**WHAT YOU ARE ASKED TO DO:** Whenever a line in the data below includes the string "照片注解", copy it out.

[Data records for software interfaces]

□ □ □

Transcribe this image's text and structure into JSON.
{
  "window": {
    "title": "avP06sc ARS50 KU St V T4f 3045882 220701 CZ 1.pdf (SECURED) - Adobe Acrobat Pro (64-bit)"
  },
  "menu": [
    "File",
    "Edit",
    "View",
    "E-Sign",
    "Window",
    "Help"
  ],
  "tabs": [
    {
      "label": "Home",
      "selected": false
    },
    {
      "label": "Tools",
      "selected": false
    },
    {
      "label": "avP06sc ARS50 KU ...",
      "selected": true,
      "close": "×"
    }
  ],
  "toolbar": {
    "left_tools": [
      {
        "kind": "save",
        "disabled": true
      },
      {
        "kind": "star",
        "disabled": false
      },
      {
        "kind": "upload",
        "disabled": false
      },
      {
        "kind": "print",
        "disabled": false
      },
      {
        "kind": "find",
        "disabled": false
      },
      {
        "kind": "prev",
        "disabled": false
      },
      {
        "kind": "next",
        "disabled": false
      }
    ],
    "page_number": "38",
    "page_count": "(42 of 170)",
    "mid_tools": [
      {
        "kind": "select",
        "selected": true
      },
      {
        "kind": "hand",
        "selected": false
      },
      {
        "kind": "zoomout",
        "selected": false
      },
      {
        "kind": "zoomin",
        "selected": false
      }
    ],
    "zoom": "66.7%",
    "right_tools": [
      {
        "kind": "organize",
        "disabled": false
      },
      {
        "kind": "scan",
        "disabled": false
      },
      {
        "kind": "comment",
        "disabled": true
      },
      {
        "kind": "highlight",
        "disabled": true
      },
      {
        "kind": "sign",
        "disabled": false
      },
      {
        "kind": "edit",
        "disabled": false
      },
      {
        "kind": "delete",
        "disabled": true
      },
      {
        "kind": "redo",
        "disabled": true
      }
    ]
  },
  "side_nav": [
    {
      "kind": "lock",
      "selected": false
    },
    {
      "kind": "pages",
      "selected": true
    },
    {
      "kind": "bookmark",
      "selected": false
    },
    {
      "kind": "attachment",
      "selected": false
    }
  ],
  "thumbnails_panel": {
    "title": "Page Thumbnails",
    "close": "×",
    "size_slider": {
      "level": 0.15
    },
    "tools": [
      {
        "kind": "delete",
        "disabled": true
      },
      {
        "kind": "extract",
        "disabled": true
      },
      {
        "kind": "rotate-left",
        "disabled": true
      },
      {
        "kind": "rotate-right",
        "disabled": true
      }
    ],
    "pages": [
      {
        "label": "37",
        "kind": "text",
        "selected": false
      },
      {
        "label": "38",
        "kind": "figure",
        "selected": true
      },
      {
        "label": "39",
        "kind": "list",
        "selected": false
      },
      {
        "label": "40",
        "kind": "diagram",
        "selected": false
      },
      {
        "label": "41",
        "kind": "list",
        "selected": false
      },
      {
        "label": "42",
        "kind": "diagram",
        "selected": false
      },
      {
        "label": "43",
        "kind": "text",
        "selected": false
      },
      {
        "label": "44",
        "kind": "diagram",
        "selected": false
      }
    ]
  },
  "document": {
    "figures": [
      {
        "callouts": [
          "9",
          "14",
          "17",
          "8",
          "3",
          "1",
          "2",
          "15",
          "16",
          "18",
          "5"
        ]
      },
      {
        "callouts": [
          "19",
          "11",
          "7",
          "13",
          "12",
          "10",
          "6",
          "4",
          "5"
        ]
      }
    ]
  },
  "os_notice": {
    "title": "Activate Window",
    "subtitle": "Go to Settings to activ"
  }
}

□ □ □

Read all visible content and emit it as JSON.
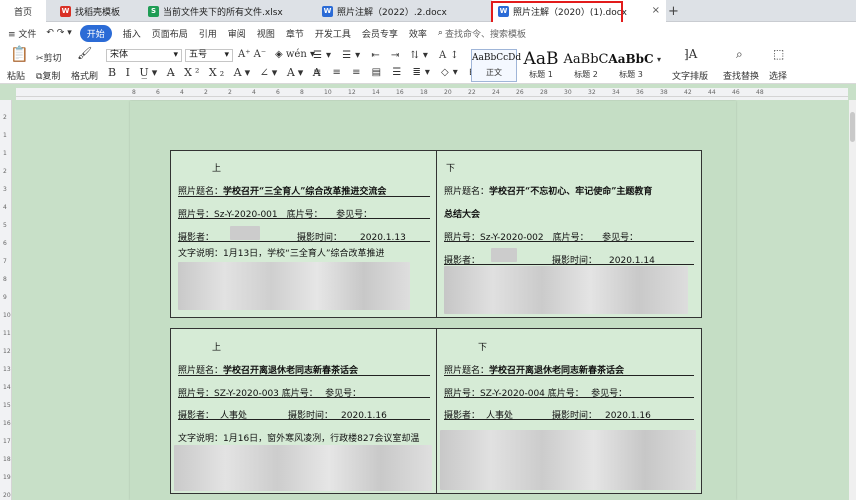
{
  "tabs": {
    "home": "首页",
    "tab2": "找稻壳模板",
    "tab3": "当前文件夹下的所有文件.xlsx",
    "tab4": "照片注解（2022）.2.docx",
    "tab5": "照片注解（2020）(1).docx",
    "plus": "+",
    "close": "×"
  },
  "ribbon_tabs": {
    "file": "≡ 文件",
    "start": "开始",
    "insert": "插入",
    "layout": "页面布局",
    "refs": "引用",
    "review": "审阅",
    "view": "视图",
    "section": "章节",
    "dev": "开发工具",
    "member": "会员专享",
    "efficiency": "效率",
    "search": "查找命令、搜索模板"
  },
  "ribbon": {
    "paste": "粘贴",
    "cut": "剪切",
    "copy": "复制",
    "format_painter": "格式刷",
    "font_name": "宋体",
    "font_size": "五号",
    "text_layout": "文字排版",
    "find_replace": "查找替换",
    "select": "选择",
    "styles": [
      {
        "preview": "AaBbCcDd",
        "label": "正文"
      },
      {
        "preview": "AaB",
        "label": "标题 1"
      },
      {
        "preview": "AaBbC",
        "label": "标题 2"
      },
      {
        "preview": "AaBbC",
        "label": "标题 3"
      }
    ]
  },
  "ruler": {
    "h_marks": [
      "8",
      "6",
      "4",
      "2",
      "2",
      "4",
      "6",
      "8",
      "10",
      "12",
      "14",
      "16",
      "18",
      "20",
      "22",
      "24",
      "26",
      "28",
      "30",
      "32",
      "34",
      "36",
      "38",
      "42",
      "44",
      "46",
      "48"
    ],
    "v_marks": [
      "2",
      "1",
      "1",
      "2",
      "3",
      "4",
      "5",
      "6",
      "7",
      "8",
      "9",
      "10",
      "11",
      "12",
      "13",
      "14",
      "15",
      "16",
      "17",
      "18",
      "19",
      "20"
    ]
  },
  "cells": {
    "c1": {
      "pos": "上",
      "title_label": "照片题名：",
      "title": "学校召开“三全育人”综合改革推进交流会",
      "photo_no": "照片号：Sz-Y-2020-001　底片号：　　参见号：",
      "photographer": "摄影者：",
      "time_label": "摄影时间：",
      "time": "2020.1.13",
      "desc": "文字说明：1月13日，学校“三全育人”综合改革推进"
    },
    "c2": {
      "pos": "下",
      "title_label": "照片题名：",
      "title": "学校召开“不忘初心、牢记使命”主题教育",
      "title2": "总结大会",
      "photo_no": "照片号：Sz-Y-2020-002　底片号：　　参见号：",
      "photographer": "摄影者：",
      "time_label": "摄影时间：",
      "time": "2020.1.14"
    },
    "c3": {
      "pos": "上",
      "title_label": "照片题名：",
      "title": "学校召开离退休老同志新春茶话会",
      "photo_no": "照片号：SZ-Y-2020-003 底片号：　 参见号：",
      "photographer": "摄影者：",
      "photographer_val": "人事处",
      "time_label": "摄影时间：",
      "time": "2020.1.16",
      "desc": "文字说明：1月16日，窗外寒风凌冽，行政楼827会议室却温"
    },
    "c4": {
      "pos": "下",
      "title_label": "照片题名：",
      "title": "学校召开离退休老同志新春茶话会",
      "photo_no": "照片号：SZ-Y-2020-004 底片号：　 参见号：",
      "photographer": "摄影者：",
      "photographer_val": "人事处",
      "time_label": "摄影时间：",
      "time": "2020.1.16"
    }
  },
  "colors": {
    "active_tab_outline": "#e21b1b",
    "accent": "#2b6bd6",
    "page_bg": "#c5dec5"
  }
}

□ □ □

**RESULT:**
    "tab4": "照片注解（2022）.2.docx",
    "tab5": "照片注解（2020）(1).docx",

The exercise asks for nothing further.